TASK TO CARRY OUT
What should come back is the data below, word for word, minus any picture.

(RECORDS PROVIDED Opens)

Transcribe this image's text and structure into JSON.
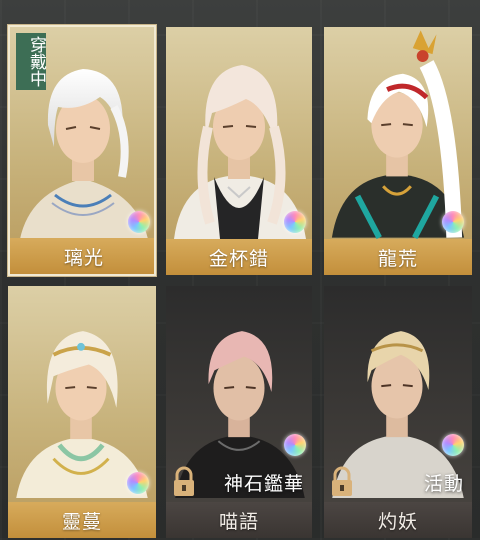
{
  "outfits": [
    {
      "id": "liuguang",
      "name": "璃光",
      "wearing_badge": "穿戴中",
      "state": "selected"
    },
    {
      "id": "jinbeicuo",
      "name": "金杯錯",
      "state": "owned"
    },
    {
      "id": "longhuang",
      "name": "龍荒",
      "state": "owned"
    },
    {
      "id": "lingman",
      "name": "靈蔓",
      "state": "owned"
    },
    {
      "id": "miaoyu",
      "name": "喵語",
      "state": "locked",
      "source_tag": "神石鑑華"
    },
    {
      "id": "zhuoyao",
      "name": "灼妖",
      "state": "locked",
      "source_tag": "活動"
    }
  ],
  "colors": {
    "owned_label": "#c99a48",
    "locked_label": "#443f3c",
    "wearing_badge": "#3d6e55"
  },
  "icons": {
    "rarity": "rainbow-orb-icon",
    "locked": "lock-icon"
  }
}
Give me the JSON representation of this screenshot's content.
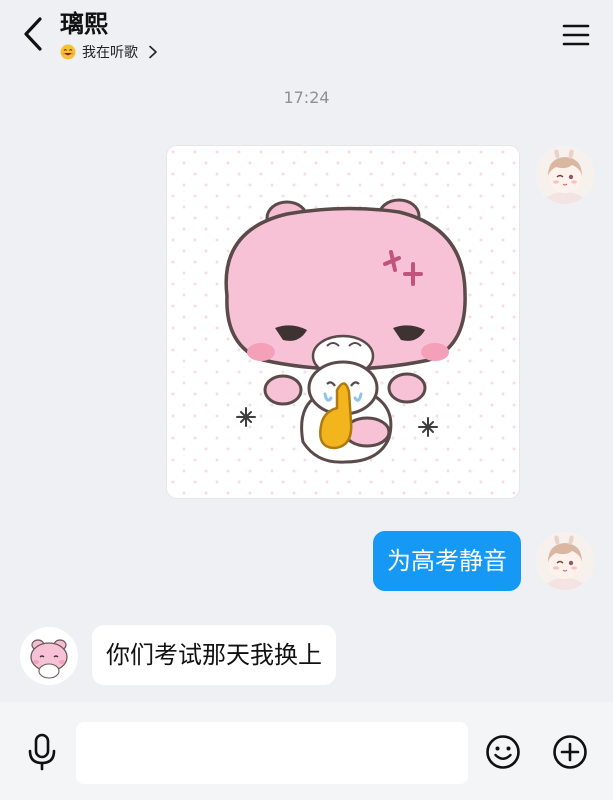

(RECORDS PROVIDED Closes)

ANSWER BOX
Transcribe this image's text and structure into JSON.
{
  "outfits": [
    {
      "id": "liuguang",
      "name": "璃光",
      "wearing_badge": "穿戴中",
      "state": "selected"
    },
    {
      "id": "jinbeicuo",
      "name": "金杯錯",
      "state": "owned"
    },
    {
      "id": "longhuang",
      "name": "龍荒",
      "state": "owned"
    },
    {
      "id": "lingman",
      "name": "靈蔓",
      "state": "owned"
    },
    {
      "id": "miaoyu",
      "name": "喵語",
      "state": "locked",
      "source_tag": "神石鑑華"
    },
    {
      "id": "zhuoyao",
      "name": "灼妖",
      "state": "locked",
      "source_tag": "活動"
    }
  ],
  "colors": {
    "owned_label": "#c99a48",
    "locked_label": "#443f3c",
    "wearing_badge": "#3d6e55"
  },
  "icons": {
    "rarity": "rainbow-orb-icon",
    "locked": "lock-icon"
  }
}
Give me the JSON representation of this screenshot's content.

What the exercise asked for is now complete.